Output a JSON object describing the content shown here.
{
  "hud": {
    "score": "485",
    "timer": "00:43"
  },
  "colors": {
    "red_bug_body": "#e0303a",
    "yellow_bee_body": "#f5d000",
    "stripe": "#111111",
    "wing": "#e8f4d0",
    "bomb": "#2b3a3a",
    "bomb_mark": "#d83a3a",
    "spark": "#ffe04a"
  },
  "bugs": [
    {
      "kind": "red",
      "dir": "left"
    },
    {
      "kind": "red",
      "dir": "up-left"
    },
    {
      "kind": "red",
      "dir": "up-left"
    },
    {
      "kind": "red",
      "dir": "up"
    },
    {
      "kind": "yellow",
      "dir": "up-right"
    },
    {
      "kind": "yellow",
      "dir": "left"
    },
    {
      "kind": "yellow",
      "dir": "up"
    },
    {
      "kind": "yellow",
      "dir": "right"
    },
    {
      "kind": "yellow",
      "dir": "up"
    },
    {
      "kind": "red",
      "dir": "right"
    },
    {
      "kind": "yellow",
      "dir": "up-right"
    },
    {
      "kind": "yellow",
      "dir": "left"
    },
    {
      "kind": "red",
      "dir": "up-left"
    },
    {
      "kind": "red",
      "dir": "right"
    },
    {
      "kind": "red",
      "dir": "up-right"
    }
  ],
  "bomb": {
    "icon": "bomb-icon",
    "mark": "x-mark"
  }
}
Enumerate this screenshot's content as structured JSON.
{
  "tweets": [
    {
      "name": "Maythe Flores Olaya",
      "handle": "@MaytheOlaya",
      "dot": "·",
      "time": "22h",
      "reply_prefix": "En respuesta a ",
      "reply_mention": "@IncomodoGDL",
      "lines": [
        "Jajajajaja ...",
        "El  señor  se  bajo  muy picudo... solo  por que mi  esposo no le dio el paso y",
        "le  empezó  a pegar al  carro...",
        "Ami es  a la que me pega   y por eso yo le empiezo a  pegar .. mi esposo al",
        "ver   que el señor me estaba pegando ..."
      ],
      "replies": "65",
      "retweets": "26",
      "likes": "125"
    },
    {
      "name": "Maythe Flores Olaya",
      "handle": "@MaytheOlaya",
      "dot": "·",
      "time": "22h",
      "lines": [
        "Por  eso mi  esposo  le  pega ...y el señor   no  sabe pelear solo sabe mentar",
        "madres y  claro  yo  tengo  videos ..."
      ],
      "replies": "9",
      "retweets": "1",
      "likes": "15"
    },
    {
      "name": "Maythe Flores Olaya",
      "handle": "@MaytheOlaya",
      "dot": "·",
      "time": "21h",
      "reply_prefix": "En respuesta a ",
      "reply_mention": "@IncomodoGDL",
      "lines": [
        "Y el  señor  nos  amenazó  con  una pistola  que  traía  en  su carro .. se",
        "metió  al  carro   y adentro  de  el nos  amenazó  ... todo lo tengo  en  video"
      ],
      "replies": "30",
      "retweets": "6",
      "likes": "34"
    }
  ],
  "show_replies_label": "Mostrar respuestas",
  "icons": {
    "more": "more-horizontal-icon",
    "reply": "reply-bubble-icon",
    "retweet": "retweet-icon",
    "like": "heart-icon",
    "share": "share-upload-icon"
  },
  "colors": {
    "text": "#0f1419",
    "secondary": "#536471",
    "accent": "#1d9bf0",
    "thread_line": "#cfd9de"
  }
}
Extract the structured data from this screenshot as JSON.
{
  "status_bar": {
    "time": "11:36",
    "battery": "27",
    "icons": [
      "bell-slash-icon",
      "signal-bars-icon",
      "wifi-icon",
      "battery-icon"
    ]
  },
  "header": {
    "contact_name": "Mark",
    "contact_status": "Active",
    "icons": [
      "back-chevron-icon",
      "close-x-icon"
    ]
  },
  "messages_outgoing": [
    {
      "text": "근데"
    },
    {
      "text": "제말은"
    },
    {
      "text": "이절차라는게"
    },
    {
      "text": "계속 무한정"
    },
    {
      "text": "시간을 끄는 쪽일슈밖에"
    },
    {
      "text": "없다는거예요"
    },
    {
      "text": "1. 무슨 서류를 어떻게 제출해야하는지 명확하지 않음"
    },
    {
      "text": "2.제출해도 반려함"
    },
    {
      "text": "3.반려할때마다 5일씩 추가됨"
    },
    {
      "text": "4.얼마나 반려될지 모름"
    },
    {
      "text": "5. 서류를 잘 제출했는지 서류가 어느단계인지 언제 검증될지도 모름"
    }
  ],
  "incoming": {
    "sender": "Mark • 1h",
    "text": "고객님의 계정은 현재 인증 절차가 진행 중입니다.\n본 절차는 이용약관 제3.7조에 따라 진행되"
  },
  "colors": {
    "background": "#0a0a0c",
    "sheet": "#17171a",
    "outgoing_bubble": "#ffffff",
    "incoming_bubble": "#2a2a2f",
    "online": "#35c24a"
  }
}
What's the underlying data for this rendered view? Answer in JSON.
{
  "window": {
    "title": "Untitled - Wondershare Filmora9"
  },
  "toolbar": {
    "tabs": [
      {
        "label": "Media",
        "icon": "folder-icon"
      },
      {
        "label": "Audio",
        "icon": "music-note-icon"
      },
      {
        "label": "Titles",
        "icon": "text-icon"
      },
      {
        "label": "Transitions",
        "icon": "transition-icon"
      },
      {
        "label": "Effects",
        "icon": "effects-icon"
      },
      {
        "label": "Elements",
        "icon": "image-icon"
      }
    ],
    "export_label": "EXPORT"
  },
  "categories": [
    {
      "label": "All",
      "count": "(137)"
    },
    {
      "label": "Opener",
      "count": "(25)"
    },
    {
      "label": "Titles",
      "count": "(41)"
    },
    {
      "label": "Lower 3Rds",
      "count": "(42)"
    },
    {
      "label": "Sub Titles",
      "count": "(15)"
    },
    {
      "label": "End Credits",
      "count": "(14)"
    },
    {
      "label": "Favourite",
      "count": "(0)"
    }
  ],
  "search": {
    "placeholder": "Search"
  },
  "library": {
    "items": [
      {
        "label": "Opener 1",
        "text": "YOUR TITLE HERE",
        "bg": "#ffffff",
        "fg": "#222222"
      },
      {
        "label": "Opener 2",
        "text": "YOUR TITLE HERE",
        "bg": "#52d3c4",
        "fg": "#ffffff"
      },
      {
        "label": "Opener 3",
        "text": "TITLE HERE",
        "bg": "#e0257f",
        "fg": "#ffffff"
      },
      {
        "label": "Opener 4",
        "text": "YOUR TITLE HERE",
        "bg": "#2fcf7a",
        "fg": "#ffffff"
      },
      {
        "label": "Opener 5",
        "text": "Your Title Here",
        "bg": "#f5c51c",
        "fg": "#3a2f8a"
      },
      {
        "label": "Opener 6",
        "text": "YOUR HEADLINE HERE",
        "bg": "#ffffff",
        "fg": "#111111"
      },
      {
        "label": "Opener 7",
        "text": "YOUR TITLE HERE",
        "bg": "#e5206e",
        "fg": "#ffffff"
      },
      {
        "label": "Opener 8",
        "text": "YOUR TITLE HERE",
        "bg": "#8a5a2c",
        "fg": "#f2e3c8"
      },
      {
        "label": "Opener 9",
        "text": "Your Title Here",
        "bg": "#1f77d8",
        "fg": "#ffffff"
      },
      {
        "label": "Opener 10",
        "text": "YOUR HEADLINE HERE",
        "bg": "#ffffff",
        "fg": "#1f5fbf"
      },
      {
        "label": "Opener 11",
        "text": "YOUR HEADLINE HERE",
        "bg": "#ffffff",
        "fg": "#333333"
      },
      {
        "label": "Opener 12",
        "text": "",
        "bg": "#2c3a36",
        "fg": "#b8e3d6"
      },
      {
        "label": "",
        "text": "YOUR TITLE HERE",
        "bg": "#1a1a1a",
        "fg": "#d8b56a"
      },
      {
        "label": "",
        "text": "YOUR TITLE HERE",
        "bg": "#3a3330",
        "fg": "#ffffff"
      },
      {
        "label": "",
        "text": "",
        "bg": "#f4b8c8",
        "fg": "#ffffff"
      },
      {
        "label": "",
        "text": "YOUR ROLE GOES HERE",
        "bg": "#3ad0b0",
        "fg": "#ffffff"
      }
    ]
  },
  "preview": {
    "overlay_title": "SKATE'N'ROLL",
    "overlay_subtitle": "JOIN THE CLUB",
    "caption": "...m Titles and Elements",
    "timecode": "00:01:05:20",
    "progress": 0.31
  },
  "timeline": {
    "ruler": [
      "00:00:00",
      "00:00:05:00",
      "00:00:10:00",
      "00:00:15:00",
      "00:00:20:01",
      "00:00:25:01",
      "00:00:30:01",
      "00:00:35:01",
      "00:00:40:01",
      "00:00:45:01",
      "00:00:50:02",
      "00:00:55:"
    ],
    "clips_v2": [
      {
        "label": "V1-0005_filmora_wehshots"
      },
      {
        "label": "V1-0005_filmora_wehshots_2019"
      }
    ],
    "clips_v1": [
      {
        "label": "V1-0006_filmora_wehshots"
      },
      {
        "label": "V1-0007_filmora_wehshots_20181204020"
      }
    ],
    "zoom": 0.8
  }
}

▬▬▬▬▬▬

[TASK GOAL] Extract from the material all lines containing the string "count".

[YOUR SOLUTION]
      "count": "(137)"
      "count": "(25)"
      "count": "(41)"
      "count": "(42)"
      "count": "(15)"
      "count": "(14)"
      "count": "(0)"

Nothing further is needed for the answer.